This is just one of the many benefits of Weeknotes - as without reading Chanelle's latest post, I wouldn't have had the idea on my mind. It's good to be sharing ways of working.
One thing I've learnt through a number of ways of working sessions, writing and reading manual of me's and retros is that I'm not alone when it comes to needing validation. As many other's do, I like to be known when I have done a job well done. I try my best to give praise where I can, even for the smallest of things, as I know it can help give people that nudge to keep doing great work.
To help encourage us to show our appreciation for each other, we've got a workflow set up in our team's Slack channel. Each Thursday we're reminded to let each other know what's made our week great. It's a small and neat way to get that little boost during the week - especially when you are praised for small things that you may not have found significant yourself.
Confidence in driving
In August 2020 I passed my driving test - first time. I'm still massively proud of myself for this. I had bad anxiety when it came to learning to drive, mostly stemming from having a horrible driving instructor to start with. As we've been in multiple lockdowns I've not had many places to drive to, other than the weekly trip to the supermarket. I still feel new to the roads! However, last week I was asked to drive as part of a funeral cortège. It's safe to say I was nervous - especially under the circumstances. I had family in the car and a lot of pressure with many tricky hill starts and tight country roads - and at rush hour. However, I did it. I had nothing to worry about. Although it was an unpleasant situation being part of a cortège, it has increased my confidence spade loads. I really had nothing to worry about. The more I drive, the more confident I become, and the more I realise - why am I worrying about this?
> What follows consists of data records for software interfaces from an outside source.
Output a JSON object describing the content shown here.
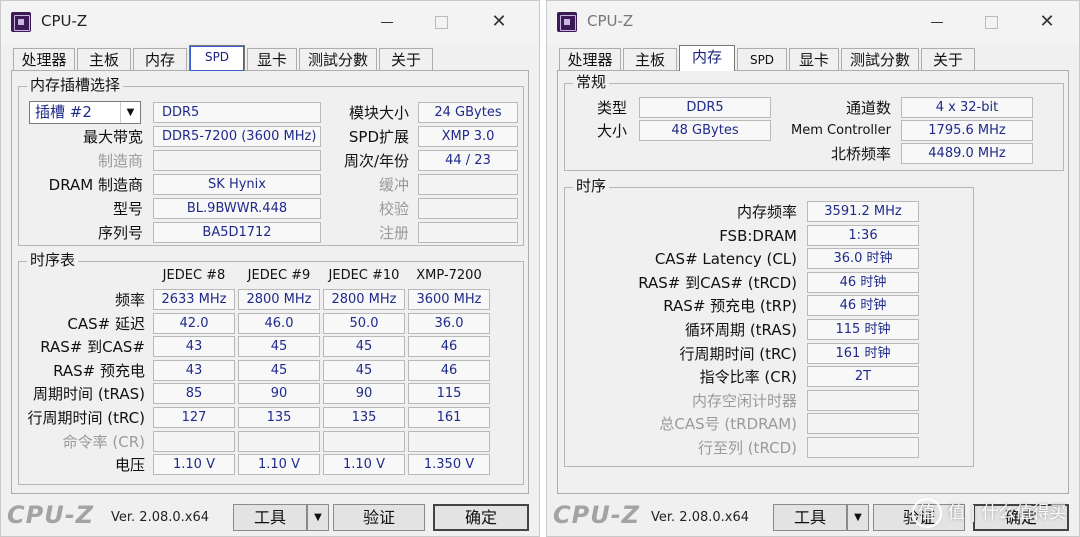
{
  "left": {
    "window_title": "CPU-Z",
    "tabs": [
      "处理器",
      "主板",
      "内存",
      "SPD",
      "显卡",
      "测試分數",
      "关于"
    ],
    "active_tab": "SPD",
    "slot_group_title": "内存插槽选择",
    "slot_select": "插槽 #2",
    "memory_type": "DDR5",
    "labels": {
      "module_size": "模块大小",
      "max_bandwidth": "最大带宽",
      "spd_ext": "SPD扩展",
      "manufacturer": "制造商",
      "week_year": "周次/年份",
      "dram_mfr": "DRAM 制造商",
      "buffered": "缓冲",
      "part_number": "型号",
      "correction": "校验",
      "serial_number": "序列号",
      "registered": "注册"
    },
    "values": {
      "module_size": "24 GBytes",
      "max_bandwidth": "DDR5-7200 (3600 MHz)",
      "spd_ext": "XMP 3.0",
      "manufacturer": "",
      "week_year": "44 / 23",
      "dram_mfr": "SK Hynix",
      "buffered": "",
      "part_number": "BL.9BWWR.448",
      "correction": "",
      "serial_number": "BA5D1712",
      "registered": ""
    },
    "timings_title": "时序表",
    "timing_columns": [
      "JEDEC #8",
      "JEDEC #9",
      "JEDEC #10",
      "XMP-7200"
    ],
    "timing_rows": [
      {
        "label": "频率",
        "values": [
          "2633 MHz",
          "2800 MHz",
          "2800 MHz",
          "3600 MHz"
        ],
        "dim": false
      },
      {
        "label": "CAS# 延迟",
        "values": [
          "42.0",
          "46.0",
          "50.0",
          "36.0"
        ],
        "dim": false
      },
      {
        "label": "RAS# 到CAS#",
        "values": [
          "43",
          "45",
          "45",
          "46"
        ],
        "dim": false
      },
      {
        "label": "RAS# 预充电",
        "values": [
          "43",
          "45",
          "45",
          "46"
        ],
        "dim": false
      },
      {
        "label": "周期时间 (tRAS)",
        "values": [
          "85",
          "90",
          "90",
          "115"
        ],
        "dim": false
      },
      {
        "label": "行周期时间 (tRC)",
        "values": [
          "127",
          "135",
          "135",
          "161"
        ],
        "dim": false
      },
      {
        "label": "命令率 (CR)",
        "values": [
          "",
          "",
          "",
          ""
        ],
        "dim": true
      },
      {
        "label": "电压",
        "values": [
          "1.10 V",
          "1.10 V",
          "1.10 V",
          "1.350 V"
        ],
        "dim": false
      }
    ],
    "footer": {
      "logo": "CPU-Z",
      "version": "Ver. 2.08.0.x64",
      "tools_button": "工具",
      "validate_button": "验证",
      "ok_button": "确定"
    }
  },
  "right": {
    "window_title": "CPU-Z",
    "tabs": [
      "处理器",
      "主板",
      "内存",
      "SPD",
      "显卡",
      "测試分數",
      "关于"
    ],
    "active_tab": "内存",
    "general_title": "常规",
    "general": {
      "type_label": "类型",
      "type_value": "DDR5",
      "channels_label": "通道数",
      "channels_value": "4 x 32-bit",
      "size_label": "大小",
      "size_value": "48 GBytes",
      "mem_controller_label": "Mem Controller",
      "mem_controller_value": "1795.6 MHz",
      "nb_freq_label": "北桥频率",
      "nb_freq_value": "4489.0 MHz"
    },
    "timings_title": "时序",
    "timings": [
      {
        "label": "内存频率",
        "value": "3591.2 MHz",
        "dim": false
      },
      {
        "label": "FSB:DRAM",
        "value": "1:36",
        "dim": false
      },
      {
        "label": "CAS# Latency (CL)",
        "value": "36.0 时钟",
        "dim": false
      },
      {
        "label": "RAS# 到CAS# (tRCD)",
        "value": "46 时钟",
        "dim": false
      },
      {
        "label": "RAS# 预充电 (tRP)",
        "value": "46 时钟",
        "dim": false
      },
      {
        "label": "循环周期 (tRAS)",
        "value": "115 时钟",
        "dim": false
      },
      {
        "label": "行周期时间 (tRC)",
        "value": "161 时钟",
        "dim": false
      },
      {
        "label": "指令比率 (CR)",
        "value": "2T",
        "dim": false
      },
      {
        "label": "内存空闲计时器",
        "value": "",
        "dim": true
      },
      {
        "label": "总CAS号 (tRDRAM)",
        "value": "",
        "dim": true
      },
      {
        "label": "行至列 (tRCD)",
        "value": "",
        "dim": true
      }
    ],
    "footer": {
      "logo": "CPU-Z",
      "version": "Ver. 2.08.0.x64",
      "tools_button": "工具",
      "validate_button": "验证",
      "ok_button": "确定"
    }
  },
  "watermark": "值 | 什么值得买",
  "icons": {
    "app": "cpu-z-chip-icon",
    "minimize": "minimize-icon",
    "maximize": "maximize-icon",
    "close": "close-icon",
    "dropdown": "chevron-down-icon"
  }
}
A wet weekend in Wales
Last week I had my first time off work in 2021! Myself and my other half spent a long weekend in Wales as part of a family outing to celebrate a 70th birthday. It was really nice to have a break away from being sat behind a screen all day. Despite wet weather predicted all weekend, we got a break and saw blue skies emerging. We travelled up the Great Orme and got to see Llandudno from above. I've been to Llandudno many times as a kid, but never took the trip up the Orme - so it was good to do something new. It was a nice getaway after many weekends stuck at home.